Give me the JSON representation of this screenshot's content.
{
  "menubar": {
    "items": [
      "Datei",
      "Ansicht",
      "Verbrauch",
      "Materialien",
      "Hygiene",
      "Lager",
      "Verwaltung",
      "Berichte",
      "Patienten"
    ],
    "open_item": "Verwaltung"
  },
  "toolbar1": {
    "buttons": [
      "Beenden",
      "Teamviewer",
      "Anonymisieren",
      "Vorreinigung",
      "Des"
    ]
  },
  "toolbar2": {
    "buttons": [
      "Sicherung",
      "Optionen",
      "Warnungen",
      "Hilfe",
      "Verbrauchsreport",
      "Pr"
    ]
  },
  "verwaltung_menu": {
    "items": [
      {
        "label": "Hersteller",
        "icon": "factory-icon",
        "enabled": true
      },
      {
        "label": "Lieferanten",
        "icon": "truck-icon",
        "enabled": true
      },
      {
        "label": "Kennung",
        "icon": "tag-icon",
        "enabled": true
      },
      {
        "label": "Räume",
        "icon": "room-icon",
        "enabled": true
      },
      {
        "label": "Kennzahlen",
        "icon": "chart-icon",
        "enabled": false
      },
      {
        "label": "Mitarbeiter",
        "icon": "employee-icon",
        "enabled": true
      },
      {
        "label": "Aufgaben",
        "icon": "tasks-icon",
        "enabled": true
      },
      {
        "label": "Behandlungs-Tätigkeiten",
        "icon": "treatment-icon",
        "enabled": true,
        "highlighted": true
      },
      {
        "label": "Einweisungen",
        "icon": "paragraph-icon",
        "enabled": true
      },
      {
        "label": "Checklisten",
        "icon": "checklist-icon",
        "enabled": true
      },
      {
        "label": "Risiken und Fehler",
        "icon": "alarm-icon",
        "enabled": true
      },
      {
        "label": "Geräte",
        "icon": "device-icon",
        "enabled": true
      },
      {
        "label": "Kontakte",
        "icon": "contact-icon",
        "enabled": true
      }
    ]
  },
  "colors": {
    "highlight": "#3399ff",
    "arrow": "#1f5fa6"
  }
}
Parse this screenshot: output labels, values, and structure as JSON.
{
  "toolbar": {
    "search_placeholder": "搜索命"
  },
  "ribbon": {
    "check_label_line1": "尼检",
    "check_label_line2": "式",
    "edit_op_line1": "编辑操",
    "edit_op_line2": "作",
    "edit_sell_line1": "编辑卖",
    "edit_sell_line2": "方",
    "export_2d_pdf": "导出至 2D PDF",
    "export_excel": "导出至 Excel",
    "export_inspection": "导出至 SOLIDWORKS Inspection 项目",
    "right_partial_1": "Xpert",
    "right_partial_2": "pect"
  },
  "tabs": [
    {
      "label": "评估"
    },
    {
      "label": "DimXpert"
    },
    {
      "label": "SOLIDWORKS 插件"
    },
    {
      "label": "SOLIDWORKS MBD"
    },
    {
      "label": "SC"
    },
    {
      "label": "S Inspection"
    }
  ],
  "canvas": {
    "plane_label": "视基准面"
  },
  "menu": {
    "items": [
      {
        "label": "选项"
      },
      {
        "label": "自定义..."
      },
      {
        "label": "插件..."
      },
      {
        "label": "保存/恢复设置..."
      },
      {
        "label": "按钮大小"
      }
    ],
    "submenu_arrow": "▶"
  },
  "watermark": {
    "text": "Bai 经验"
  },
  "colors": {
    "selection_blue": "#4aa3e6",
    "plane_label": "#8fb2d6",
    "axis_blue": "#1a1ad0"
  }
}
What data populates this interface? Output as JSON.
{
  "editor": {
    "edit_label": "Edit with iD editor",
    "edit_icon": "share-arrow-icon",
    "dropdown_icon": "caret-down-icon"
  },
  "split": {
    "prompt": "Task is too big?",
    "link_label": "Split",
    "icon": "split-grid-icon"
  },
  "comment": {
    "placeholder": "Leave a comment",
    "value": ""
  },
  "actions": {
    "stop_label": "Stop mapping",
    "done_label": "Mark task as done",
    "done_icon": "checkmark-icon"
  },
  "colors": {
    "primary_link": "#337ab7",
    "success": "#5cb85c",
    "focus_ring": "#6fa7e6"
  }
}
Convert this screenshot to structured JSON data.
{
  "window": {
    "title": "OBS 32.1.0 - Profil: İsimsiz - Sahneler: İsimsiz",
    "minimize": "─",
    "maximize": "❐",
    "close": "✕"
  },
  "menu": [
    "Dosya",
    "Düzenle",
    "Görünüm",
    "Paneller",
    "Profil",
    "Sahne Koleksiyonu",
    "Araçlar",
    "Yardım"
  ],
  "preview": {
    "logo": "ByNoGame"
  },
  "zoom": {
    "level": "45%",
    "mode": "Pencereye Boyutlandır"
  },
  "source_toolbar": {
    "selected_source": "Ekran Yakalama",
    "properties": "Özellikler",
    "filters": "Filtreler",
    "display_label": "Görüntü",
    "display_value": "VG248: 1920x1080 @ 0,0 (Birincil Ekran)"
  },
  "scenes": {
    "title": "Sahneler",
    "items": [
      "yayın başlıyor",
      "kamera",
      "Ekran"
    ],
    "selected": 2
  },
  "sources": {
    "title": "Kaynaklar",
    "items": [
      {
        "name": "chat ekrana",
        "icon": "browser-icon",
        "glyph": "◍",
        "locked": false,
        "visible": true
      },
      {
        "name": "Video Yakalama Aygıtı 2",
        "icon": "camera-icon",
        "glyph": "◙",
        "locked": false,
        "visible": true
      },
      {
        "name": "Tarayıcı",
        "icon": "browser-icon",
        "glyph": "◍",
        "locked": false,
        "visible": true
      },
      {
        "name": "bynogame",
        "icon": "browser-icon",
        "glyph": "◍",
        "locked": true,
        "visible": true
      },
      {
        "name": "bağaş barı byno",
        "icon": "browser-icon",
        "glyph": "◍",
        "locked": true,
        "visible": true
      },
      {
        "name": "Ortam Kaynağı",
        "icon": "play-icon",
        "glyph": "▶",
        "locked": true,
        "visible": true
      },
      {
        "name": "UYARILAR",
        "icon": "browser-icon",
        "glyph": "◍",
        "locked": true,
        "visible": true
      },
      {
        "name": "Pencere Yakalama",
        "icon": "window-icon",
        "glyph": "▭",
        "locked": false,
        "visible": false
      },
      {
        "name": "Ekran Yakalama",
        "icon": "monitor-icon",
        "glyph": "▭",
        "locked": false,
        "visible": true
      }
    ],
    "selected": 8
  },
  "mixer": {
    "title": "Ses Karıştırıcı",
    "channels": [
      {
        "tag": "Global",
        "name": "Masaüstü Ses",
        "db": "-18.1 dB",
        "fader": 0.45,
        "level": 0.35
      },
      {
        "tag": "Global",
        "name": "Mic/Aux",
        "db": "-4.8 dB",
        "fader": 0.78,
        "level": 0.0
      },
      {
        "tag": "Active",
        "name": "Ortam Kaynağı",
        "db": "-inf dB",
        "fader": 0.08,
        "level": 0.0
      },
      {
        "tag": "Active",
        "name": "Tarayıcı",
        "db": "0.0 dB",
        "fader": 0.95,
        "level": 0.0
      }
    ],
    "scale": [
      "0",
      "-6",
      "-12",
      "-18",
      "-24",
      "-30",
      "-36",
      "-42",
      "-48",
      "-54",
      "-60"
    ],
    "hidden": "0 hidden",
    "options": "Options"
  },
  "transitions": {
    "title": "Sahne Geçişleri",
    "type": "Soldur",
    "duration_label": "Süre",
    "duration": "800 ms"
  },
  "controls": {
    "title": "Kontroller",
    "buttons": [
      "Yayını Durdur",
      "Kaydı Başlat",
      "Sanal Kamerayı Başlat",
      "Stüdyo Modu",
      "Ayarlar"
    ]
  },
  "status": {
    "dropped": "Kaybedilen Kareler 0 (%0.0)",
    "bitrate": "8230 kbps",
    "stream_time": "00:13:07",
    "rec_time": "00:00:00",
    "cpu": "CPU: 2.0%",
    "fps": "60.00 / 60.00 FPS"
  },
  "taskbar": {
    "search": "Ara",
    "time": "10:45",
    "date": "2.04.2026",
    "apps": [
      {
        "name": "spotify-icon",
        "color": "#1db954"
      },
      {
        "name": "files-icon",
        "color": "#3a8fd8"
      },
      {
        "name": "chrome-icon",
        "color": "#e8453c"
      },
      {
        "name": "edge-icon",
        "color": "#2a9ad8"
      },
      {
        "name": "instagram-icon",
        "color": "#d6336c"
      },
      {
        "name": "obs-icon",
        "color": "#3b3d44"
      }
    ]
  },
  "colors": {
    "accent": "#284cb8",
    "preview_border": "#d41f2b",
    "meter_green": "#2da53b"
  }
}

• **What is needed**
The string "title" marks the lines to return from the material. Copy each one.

• **Answer to this problem**
    "title": "OBS 32.1.0 - Profil: İsimsiz - Sahneler: İsimsiz",
    "title": "Sahneler",
    "title": "Kaynaklar",
    "title": "Ses Karıştırıcı",
    "title": "Sahne Geçişleri",
    "title": "Kontroller",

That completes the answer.